RESULTS :There were 223 participants in all for this research.  Of the total respondents, 108 (49.2%) and 115 (51.8%) were men and women, respectively. Participants in the study ranged in age from 16 to over 45. Of these, the respondents with the highest percentage were between the ages of 35 and 41 (20.65%), 42 (20.05%), 24-31 (14.5%), > 38 (12.8%), 20–24 years old 28 (13.05%), 15–21 years old 12 (11.2%), and 11–16 years old 10 (09.00%).    The majority of responders were from rural regions, whereas the minority were from metropolitan areas.  206 (89.95%) of the 229 females were afflicted with soft and tissue infection, whereas 90 (83.45%) of the 108 men overall had the illness.


Conclusion: The study conducted at PIMS Hospital in Islamabad revealed a substantial  frequency  of skin and soft tissue infections among diabetic patients. Female patients exhibited a higher susceptibility. Further investigations are needed to identify contributing factors and develop targeted interventions to mitigate these infections and improve diabetic care.

Abstract 103 | PDF Downloads 38

References

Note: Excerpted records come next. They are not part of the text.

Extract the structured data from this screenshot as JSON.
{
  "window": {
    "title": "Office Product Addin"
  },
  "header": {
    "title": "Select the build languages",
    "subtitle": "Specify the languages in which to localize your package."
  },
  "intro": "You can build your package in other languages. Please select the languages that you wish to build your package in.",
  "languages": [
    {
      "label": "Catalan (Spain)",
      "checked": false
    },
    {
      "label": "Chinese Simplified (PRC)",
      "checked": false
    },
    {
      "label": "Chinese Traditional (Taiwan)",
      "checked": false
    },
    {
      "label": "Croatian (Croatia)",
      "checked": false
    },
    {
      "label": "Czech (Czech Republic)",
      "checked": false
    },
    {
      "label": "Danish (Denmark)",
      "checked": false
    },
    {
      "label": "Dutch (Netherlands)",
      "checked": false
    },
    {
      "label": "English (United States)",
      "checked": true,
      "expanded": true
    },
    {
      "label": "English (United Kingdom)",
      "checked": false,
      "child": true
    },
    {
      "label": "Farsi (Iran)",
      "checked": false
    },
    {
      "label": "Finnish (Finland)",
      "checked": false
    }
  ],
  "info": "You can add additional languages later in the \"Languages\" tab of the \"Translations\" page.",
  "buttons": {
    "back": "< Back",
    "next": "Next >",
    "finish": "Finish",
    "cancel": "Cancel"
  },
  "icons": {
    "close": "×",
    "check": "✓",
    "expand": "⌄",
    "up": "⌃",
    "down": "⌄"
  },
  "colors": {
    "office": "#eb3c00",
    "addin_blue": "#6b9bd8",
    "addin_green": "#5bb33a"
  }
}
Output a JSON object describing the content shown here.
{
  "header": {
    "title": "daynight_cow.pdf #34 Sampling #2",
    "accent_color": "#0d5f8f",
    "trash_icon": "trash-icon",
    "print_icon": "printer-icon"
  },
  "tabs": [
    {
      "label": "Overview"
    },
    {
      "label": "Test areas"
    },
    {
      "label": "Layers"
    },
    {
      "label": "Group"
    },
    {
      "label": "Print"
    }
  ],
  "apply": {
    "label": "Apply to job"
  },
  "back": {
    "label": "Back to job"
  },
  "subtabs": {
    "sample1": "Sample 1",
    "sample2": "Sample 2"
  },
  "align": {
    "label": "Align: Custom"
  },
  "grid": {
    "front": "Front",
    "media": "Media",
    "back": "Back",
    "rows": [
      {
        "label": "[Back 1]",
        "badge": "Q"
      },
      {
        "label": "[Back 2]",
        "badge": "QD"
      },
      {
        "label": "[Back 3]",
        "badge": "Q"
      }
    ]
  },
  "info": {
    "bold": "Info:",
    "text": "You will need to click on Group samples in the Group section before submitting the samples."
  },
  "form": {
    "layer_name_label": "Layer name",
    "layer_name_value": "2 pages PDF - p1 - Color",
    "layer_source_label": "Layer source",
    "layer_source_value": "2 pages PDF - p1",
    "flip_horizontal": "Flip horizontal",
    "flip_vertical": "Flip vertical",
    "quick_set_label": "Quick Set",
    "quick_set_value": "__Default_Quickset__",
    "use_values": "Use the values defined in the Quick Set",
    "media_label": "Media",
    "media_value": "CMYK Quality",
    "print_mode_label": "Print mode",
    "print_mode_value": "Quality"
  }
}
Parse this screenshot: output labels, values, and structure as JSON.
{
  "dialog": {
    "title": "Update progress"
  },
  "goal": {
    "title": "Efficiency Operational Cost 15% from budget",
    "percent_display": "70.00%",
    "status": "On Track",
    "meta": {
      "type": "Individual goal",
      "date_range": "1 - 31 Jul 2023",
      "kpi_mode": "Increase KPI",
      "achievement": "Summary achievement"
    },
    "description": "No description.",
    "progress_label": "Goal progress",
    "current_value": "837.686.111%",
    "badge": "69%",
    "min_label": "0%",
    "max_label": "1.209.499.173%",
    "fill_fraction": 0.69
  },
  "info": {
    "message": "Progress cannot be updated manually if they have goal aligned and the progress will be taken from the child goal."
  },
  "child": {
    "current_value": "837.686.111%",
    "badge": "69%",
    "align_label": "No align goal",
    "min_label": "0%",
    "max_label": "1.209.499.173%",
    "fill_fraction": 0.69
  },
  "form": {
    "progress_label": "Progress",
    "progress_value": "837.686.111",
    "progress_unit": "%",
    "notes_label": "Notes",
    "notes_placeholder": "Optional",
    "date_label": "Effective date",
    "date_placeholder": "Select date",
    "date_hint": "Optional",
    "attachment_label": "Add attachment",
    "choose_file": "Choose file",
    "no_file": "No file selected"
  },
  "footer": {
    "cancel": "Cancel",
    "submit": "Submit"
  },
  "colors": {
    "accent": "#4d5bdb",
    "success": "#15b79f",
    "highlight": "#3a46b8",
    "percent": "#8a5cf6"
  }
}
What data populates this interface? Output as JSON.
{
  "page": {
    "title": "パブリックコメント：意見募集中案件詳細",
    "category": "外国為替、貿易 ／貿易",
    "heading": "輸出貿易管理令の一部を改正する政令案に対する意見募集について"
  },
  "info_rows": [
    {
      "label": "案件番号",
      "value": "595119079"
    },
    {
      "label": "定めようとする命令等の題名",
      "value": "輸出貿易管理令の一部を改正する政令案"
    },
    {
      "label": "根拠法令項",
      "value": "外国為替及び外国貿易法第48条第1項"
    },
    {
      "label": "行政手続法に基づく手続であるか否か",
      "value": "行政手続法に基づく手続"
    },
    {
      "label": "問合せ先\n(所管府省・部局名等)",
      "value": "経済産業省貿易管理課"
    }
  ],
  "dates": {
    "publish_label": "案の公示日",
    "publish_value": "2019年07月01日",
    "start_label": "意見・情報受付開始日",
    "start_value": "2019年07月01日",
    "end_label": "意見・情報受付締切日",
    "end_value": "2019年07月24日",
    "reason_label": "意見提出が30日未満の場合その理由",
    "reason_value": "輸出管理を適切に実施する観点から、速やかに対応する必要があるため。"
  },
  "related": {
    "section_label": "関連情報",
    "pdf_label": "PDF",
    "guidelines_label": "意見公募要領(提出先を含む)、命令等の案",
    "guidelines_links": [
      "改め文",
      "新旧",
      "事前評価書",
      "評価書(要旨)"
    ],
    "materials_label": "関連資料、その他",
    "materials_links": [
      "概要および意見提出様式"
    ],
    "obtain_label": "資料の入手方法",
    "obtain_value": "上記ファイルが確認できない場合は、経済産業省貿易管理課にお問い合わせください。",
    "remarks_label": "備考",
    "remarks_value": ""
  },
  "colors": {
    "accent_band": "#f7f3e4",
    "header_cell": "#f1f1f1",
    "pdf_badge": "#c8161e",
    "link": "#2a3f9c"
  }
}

1. International Diabetes Federation (IDF). (2019). IDF Diabetes Atlas, 9th Edition. Retrieved from https://diabetesatlas.org
2. American Diabetes Association. (2022). Standards of Medical Care in Diabetes—2022. Diabetes Care, 45(Supplement_1). https://doi.org/10.2337/dc22-S001
3. Singh, N., Armstrong, D. G., & Lipsky, B. A. (2018). Preventing foot ulcers in patients with diabetes. JAMA, 320(13), 1328-1329. https://doi.org/10.1001/jama.2018.12488
4. World Health Organization. Global report on diabetes. 2016. Available at: https://www.who.int/publications/i/item/9789241565257. Accessed August 3, 2020.
5. Risk of infection in type 1 and type 2 diabetes compared with the general population: a matched cohort study. Diabetes Care. 2018; 41: 513-521
6. Skin and soft tissue infections and associated complications among commercially insured patients aged 0-64 years with and without diabetes in the U.S. PLoS One. 2013; 8: e60057
7. Diabetes mellitus and infection: an evaluation of hospital utilization and management costs in the United States. J Diabetes Complications. 2015; 29: 192-195
8. The role of diabetes mellitus in the treatment of skin and skin structure infections caused by methicillin-resistant Staphylococcus aureus: results from three randomized controlled trials.Int J Infect Dis. 2011; 15: e140-e146
9. Factors associated with readmission and mortality in adult patients with skin and soft tissue infections. Int J Dermatol. 2019; 58: 916-924
10. Risk factors for foot infections in individuals with diabetes.Diabetes Care. 2006; 29: 1288-1293
11. Disparities in outcomes of patients admitted with diabetic foot infections. PLoS One. 2019; 14: e0211481
12. The effects of type 2 diabetes mellitus on organ metabolism and the immune system. Front Immunol. 2020; 11: 1582
13. A proposed new classification of skin and soft tissue infections modeled on the subset of diabetic foot infection.Open Forum Infect Dis. 2017; 4: ofw255
14. The impact of gram-negative bacilli in bacteremic skin and soft tissue infections among patients with diabetes. Diabetes Care. 2019; 42: e110-e112
15. Predictors of methicillin-resistant Staphylococcus aureus colonization at hospital admission. Am J Infect Control. 2013; 41: 1043-1047
16. Understanding the microbiome of diabetic foot osteomyelitis: insights from molecular and microscopic approaches. Clin Microbiol Infect. 2019; 25: 332-339
17. Bacteriology of moderate-to-severe diabetic foot infections and in vitro activity of antimicrobial agents. J Clin Microbiol. 2007; 45: 2819-2828